Pulse oximeters are useful medical devices that can measure the percentage of blood that is saturated with oxygen. These devices are extremely common in pre-hospital care due to their small size and portability. Larger variants are also frequently used in hospitals and clinics. Pulse oximeters have been used by medical professionals for several decades. More recently, these handy devices have started being made available to the general public.
Many companies have begun selling pulse oximeters for home use. These home pulse oximeters are available in many formats ranging from sports watches with built-in pulse oximeters, to stand-alone units. The benefit of having these handy devices available to the public is that people are able to monitor their own blood oxygen saturation at home. This is something that can be useful for people who suffer from respiratory conditions as well as for athletes. In some cases it can even help monitoring Covid-19 symptoms. However, behind this benefit hides several limitations that the majority of nonprofessional consumers will be completely oblivious to.
Limmitations of home pulse oximetry:
The first issue with home pulse oximetry is accuracy. A very large percentage of pulse oximeters that are sold for home use are not approved by any regulatory organizations. As such, the accuracy of their measurements can be very poor. When compared with models that are certified for hospital and pre-hospital use, these pulse oximeters may display wildly different and inaccurate results. A study conducted on 6 inexpensive pulse oximeter models demonstrated that of the six models tested, 4 were inaccurate by over 6%. For comparison, the safe range for blood oxygen readings is generally between 95% and 100% (a 5% range).
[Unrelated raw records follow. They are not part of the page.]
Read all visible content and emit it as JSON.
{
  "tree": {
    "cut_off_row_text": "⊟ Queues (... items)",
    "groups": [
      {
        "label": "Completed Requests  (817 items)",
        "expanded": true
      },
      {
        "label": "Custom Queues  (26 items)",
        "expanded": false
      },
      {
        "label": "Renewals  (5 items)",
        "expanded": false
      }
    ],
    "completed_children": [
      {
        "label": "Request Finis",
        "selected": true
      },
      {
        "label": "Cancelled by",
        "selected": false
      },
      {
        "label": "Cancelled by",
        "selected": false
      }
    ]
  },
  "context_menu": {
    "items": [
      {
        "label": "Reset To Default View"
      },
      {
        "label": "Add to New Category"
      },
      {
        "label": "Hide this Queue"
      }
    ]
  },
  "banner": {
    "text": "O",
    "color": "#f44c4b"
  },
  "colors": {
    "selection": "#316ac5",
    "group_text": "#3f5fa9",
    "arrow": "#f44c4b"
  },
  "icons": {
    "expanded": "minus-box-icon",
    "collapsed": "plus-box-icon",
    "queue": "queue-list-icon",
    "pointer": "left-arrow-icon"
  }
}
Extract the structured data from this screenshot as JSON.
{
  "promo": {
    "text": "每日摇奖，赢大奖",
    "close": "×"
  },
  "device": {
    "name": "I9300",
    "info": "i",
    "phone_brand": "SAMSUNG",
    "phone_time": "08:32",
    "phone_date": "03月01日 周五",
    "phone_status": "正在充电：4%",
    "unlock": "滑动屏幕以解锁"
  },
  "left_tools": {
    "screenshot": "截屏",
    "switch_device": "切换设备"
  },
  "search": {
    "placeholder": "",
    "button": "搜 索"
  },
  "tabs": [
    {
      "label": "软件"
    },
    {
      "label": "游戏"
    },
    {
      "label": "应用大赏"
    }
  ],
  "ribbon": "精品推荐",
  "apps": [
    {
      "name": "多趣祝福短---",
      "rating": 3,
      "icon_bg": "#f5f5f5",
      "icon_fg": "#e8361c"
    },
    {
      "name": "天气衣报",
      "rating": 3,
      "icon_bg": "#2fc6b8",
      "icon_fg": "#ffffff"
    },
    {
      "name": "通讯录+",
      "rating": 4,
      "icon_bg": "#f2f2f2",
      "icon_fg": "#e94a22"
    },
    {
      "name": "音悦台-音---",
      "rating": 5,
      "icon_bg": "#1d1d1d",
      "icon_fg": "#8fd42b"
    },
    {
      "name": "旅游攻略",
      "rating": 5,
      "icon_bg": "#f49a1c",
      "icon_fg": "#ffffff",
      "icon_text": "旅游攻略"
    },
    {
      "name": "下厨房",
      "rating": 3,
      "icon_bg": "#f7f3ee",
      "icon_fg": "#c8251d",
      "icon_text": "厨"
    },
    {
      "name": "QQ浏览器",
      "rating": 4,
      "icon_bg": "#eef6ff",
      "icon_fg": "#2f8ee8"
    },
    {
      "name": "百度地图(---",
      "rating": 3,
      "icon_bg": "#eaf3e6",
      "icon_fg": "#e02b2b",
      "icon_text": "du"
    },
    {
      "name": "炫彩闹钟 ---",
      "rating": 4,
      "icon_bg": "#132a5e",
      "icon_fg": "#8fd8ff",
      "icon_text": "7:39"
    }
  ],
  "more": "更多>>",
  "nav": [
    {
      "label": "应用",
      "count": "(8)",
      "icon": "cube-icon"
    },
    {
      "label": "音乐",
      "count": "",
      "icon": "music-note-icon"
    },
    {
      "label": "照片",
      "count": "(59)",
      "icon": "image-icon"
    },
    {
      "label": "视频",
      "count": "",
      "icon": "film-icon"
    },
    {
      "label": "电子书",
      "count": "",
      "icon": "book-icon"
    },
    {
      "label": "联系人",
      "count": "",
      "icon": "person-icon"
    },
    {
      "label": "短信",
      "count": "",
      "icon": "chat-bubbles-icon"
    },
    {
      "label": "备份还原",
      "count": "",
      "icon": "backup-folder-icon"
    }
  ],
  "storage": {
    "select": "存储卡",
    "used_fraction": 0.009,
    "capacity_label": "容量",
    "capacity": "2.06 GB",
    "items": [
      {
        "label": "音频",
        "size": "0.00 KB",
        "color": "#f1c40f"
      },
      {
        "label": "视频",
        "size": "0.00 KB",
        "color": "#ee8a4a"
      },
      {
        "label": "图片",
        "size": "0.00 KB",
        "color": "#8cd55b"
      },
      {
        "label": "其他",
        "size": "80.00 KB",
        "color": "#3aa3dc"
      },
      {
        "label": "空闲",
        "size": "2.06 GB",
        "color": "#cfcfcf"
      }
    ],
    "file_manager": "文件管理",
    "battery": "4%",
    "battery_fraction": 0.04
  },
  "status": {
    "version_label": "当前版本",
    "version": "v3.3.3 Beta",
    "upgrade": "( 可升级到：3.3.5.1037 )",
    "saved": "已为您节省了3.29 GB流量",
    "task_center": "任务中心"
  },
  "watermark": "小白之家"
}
Another limitation of all pulse oximeters is that correctly interpreting their results requires a certain degree of medical training and knowledge. Pulse oximeters don’t directly measure the oxygen in the blood. Instead, they measure the percentage of blood that is saturated. They can’t tell you if your blood is saturated with oxygen, or something else. This can be particularly life-threatening if a person’s blood is saturated with carbon monoxide (CO). Since carbon monoxide bonds with blood even better than oxygen, it can block oxygen from being circulated in the bloodstream. If that person were to take a pulse oximeter reading, it would likely show 100% which would give the person false comfort. Instead of getting the help they need, they would become more and more hypoxic (oxygen-deficient) and could pass out or die.
Healthcare professionals are trained to consider the possibility of blood being saturated with other substances, but many consumers don’t even know that such a thing is possible. For these reasons, pulse oximeter use by the general public has the potential to be hazardous.